Reviewer: Sarah McGinnis, Art Editor
5 / 6
Project Renegades Geza Schoen EDT 100ml £155
Why we love it: "A fun but grown-up fragrance that’s destined to be cult."
Review: "I love a niche perfume, especially one that doesn’t make me smell like a Marseille soap stall and was drawn to this fragrance by Berlin perfumier Geza Schoen because he was the nose behind the cult fragrance Molecule 01, which I have always wanted to own and which, by multiple accounts, has people running down the street after you asking what scent you are wearing."
"The packaging is in-your-face Wild West, the box sleeve riddled with arty bullet holes and the box itself a gloriously overstated kaleidoscope of pinks and blues. The bottle itself comes with a detachable metal cowboy head fridge magnet (a first, surely?). Before you have even spritzed, the visual and tactile sensory overload tells you that this will be a big fragrance, which is not normally my style. But I thought if anyone could pull off subtlety within all of this it would be Schoen (apparently you can’t smell Molecule 01 on yourself but to others it’s catnip)."
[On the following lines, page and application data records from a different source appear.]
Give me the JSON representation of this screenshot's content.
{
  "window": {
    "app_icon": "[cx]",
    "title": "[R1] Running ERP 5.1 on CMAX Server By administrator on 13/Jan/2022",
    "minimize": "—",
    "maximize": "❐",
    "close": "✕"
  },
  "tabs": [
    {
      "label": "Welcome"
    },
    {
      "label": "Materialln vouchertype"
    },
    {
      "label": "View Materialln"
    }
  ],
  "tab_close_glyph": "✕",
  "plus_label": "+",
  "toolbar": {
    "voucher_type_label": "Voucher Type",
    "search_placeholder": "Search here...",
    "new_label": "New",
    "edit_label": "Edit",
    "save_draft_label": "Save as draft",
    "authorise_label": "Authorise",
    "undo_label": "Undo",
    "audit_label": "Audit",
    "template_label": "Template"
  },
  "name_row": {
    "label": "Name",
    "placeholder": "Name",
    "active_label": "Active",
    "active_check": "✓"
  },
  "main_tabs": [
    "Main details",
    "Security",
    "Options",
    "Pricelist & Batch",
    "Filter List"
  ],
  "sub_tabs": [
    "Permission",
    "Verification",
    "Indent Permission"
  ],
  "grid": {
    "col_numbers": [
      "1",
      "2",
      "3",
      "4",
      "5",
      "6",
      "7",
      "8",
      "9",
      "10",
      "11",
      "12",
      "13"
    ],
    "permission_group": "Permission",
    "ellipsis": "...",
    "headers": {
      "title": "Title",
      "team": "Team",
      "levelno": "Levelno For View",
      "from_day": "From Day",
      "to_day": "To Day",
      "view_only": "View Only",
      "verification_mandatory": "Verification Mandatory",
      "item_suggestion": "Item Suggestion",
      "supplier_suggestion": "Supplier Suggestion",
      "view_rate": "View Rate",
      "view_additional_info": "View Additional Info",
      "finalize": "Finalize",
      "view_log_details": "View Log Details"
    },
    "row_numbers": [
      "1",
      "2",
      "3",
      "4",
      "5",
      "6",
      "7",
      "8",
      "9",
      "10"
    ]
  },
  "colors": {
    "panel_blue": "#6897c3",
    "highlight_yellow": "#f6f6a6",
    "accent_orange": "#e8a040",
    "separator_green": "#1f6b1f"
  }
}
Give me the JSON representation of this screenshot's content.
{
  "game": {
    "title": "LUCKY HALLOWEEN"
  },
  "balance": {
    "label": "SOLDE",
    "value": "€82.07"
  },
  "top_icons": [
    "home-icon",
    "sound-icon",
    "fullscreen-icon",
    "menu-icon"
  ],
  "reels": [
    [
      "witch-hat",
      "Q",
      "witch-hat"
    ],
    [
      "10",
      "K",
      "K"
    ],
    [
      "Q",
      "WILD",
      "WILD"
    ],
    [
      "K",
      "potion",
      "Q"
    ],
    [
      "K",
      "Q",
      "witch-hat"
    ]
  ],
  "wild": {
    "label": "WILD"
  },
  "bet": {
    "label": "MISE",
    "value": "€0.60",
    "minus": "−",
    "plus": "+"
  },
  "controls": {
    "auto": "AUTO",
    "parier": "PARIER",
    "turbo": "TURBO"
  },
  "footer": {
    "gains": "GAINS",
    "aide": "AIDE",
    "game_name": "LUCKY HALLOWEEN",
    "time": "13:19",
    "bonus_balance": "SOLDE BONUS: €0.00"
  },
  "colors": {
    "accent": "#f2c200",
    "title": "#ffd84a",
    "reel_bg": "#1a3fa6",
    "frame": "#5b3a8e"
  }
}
"Project Renegades Geza Schoen has a sweetness and a woodiness that are deep but not cloying, with notes of bark, berries and pink pepper. However, there’s enough citrus and bergamot to lighten the experience. It beds down to become a sweet, warm and feminine scent that’s just a bit off the wall, but smells considered and expensive. It won’t replace my daytime Chanel Crystalle Eau Verte but is now my go-to for evening. Project Renegades features two other scents by cult noses Mark Buxton and Bertrand Duchaufour and is exclusive to Harvey Nichols."
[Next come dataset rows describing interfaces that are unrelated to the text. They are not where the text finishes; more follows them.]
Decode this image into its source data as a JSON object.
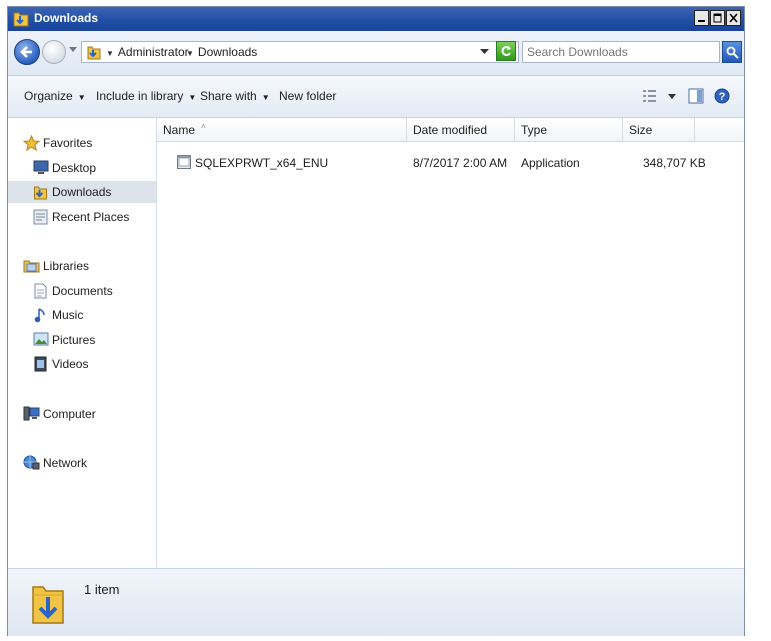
{
  "window": {
    "title": "Downloads",
    "controls": [
      "minimize",
      "maximize",
      "close"
    ]
  },
  "address": {
    "breadcrumb": [
      "Administrator",
      "Downloads"
    ],
    "search_placeholder": "Search Downloads"
  },
  "toolbar": {
    "organize": "Organize",
    "include_in_library": "Include in library",
    "share_with": "Share with",
    "new_folder": "New folder"
  },
  "nav": {
    "favorites": {
      "label": "Favorites",
      "items": [
        "Desktop",
        "Downloads",
        "Recent Places"
      ],
      "selected": "Downloads"
    },
    "libraries": {
      "label": "Libraries",
      "items": [
        "Documents",
        "Music",
        "Pictures",
        "Videos"
      ]
    },
    "computer": "Computer",
    "network": "Network"
  },
  "columns": {
    "name": "Name",
    "date_modified": "Date modified",
    "type": "Type",
    "size": "Size"
  },
  "files": [
    {
      "name": "SQLEXPRWT_x64_ENU",
      "date_modified": "8/7/2017 2:00 AM",
      "type": "Application",
      "size": "348,707 KB"
    }
  ],
  "status": {
    "item_count": "1 item"
  },
  "colors": {
    "titlebar": "#1f4ea5",
    "selection": "#dde3ea",
    "folder": "#e8b830"
  }
}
Reviewer: Victorial Woodhall, Editor
6 / 6
Odd Girl Out by Laura James, £16.99
Buy online from 6th April 2017 by Bluebird
Why we love it: “A first-hand account of what it’s like to experience the world differently.”
Review: “My 5-year-old nephew was diagnosed with autism over a year ago, and although I’m learning what I can from what my sister is advised by the experts, it’s hard to really understand what goes on in his mind that makes him behave the way he does. This week is World Autism Awareness Week, and ‘awareness’ really is lacking on the subject - which is why this book from journalist Laura James, which is released next week, grabbed my attention. A moving and incredibly descriptive memoir, the book charts a year in Laura’s life as, after years of feeling that she experiences life differently, she is diagnosed in her mid-forties as autistic. From the very first page as a reader you are inside Laura’s head; the book is an invaluable insight that allows you to see the world through autistic eyes, peppered with fascinating, practical and helpful comment from some of the experts Laura has leaned upon for advice through her diagnosis. The book explores the differences between male and female autism (women are far less likely to be diagnosed as their behaviour often hides the signs), and with the kind of clear honesty that only comes with being on the spectrum Laura observes the communication issues between her and her family, as well as how autism affects her approach to her career. Best of all, the book gives hope; to those who feel different and wonder why, to those with an autistic child who need to know that they can live a successful life, and to those living with autism who feel misunderstood. In reading Laura’s story I hope I’ll be far better at recognising autism in others, as well as helping my nephew to find his place in the world; I’d make everyone read it if I could.”
Reviewer: Judy Johnson, Digital Editor